California Highway Patrol Capt. Bruce Carpenter said that toxicology tests found Jennifer Hart had an alcohol level of .102 — above the legal limit of 0.08 in the state.READ MORE: UPDATE: Police Shoot, Kill Armed Suspect Outside San Francisco Airport International Terminal; Bullet Hits Bystander
He said toxicology tests also found that her wife, Sarah Hart, and two of their adopted children had “a significant amount” of an ingredient commonly found in the allergy drug Benadryl, which can make people sleepy.
“We have determined that Jennifer Hart’s blood alcohol level was above the legal limit,” Carpenter said.
Carpenter said his agency has worked with the FBI to track cellphone data and determined the family route of travel before the fatal crash.

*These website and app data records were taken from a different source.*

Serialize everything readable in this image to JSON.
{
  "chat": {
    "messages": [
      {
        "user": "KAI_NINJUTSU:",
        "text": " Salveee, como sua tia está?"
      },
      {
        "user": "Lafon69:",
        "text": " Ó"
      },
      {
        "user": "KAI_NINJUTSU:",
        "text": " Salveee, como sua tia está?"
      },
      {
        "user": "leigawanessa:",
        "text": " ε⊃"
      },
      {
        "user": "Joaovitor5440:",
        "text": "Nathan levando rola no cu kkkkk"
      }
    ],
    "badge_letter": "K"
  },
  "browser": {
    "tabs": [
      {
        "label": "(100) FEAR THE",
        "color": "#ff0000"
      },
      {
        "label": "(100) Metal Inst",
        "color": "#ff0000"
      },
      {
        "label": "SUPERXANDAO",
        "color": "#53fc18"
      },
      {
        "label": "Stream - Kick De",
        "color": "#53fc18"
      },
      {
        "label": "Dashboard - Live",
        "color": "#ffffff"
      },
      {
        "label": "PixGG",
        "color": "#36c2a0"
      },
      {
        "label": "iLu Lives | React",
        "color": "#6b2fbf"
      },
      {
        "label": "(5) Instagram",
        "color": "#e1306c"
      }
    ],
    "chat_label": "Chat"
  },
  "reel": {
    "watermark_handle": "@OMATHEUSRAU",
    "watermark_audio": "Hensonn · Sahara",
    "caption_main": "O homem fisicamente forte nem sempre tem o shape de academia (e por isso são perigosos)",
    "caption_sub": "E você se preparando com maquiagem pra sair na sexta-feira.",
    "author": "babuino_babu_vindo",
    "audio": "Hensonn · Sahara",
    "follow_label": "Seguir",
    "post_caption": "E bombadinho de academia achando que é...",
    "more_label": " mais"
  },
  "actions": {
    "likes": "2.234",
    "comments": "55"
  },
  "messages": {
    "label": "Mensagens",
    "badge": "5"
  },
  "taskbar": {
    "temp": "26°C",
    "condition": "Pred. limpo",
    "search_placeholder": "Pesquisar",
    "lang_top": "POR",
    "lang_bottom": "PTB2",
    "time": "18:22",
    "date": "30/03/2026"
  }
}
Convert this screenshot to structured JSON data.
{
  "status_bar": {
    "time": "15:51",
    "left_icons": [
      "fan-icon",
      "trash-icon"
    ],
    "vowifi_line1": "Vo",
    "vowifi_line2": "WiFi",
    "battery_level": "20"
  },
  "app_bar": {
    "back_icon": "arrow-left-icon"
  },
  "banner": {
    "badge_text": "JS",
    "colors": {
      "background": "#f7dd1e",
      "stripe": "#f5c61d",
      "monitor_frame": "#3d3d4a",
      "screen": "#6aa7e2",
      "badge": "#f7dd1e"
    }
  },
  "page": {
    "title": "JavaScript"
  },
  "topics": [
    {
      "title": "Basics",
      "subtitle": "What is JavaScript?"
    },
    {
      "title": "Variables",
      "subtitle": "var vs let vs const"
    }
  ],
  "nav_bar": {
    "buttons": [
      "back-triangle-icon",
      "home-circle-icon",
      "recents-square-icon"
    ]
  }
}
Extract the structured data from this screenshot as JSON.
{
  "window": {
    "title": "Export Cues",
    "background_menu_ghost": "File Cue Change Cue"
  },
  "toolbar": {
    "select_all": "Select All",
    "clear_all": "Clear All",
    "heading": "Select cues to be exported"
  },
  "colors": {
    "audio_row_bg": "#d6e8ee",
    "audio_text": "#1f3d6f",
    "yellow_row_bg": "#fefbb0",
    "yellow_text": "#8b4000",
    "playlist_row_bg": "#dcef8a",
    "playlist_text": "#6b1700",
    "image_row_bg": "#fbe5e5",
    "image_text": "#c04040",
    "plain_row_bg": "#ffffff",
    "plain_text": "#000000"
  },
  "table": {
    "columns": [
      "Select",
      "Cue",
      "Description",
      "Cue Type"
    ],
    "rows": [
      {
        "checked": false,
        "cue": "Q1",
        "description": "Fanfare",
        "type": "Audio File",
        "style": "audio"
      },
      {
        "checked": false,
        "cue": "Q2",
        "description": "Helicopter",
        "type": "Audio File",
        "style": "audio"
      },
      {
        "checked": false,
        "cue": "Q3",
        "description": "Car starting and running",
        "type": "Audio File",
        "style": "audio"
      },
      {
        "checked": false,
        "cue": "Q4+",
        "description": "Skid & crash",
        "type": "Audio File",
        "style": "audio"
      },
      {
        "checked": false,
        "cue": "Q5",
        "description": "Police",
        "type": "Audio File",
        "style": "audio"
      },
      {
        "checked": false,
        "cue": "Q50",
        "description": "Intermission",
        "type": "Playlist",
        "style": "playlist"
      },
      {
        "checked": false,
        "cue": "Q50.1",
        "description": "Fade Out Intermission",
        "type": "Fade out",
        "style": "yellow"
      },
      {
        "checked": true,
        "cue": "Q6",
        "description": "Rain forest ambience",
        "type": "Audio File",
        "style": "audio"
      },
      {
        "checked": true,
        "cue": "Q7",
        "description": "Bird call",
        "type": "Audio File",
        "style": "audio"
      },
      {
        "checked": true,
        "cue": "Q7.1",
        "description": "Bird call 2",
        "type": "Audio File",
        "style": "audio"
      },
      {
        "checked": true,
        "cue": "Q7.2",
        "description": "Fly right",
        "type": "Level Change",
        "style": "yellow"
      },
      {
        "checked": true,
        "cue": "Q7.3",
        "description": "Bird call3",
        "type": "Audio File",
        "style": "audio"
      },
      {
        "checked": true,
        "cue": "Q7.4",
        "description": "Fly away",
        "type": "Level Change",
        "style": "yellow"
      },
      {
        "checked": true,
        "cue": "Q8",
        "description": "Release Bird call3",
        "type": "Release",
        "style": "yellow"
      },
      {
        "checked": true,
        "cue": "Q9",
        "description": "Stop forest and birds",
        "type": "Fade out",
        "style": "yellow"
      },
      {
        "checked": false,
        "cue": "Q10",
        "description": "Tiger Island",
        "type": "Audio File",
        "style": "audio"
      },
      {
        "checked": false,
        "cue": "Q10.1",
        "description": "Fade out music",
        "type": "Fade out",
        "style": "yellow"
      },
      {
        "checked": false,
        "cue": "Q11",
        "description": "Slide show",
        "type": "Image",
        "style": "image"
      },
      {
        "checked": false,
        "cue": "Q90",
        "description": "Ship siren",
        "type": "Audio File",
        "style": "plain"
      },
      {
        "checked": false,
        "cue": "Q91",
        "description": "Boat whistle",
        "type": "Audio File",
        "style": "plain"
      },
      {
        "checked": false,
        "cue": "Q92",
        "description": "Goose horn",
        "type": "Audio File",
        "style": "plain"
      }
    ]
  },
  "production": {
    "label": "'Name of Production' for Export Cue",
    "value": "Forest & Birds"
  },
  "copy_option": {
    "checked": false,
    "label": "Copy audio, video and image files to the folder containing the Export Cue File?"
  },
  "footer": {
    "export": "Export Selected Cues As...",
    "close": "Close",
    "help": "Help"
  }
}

“We believe the Hart incident was intentional,” he told reporters of the crash off an ocean overlook on a rugged part of coastline on March 26th.
The 100-foot drop killed the women, both 39, and their children Markis Hart, 19; Jeremiah Hart, 14; and Abigail Hart, 14. Hannah Hart, 16; Devonte Hart, 15; and Sierra Hart, 12, remain missing. A body recovered on April 7 has not yet be identified.
The Harts lived in Woodland, Washington, a small city outside Portland, Oregon, and had a recent visit from Child Protective Services, Clark County sheriff’s Sgt. Brent Waddell told The Associated Press.
He said the sheriff’s office later entered the house and found no obvious signs of trouble or violence. It appeared the family planned a short trip because they left behind a pet, chickens and most of their belongings.Santa Rosa Hostage Standoff Ends; Knife-Wielding Suspect Arrested; Victims Including Small Child Unharmed
Other records released to The Oregonian/OregonLive this week from the Washington State Department of Social and Health Services show Child Protective Services initially tried to contact the Harts on March 23 after abuse allegations were made against them by the family’s next-door neighbors.
An official went to the family’s home, knocked and rang the doorbell and left her card in the front door, records said. Two officials returned March 26 — the day the Harts’ SUV was found — and the card from the Friday before had been removed. One of the officials left another card and called law enforcement and requested a welfare check.
A deputy went the same day to the home in rural Woodland, Washington, and no one appeared to be home, records said.
Authorities returned the next day, and no one appeared to be home again.
In 2011, Sarah Hart was convicted of domestic assault in Minnesota for physical abuse involving one of the children who was then 6 years old, according to court records. The family also was investigated in 2013 when they lived in Oregon after a family friend reported witnessing “controlling emotional abuse and cruel punishment” toward the children.
Authorities said previously that data from the vehicle’s software suggested the crash was deliberate. They said the SUV had stopped at a coastal highway overlook before speeding straight off the cliff and plummeting 100 feet (31 meters) into the rocky Pacific Ocean below.
The Mendocino County Sheriff’s Office on Wednesday said deputies will keep searching the county coastline for the missing children as calls for service allow and that search and rescue divers are readying to be deployed to the crash site area once ocean conditions improve.MORE NEWS: Thick Fog Bank Blankets San Francisco, North Bay Valleys
© Copyright 2018 CBS Broadcasting Inc. All Rights Reserved. The Associated Press contributed to this report.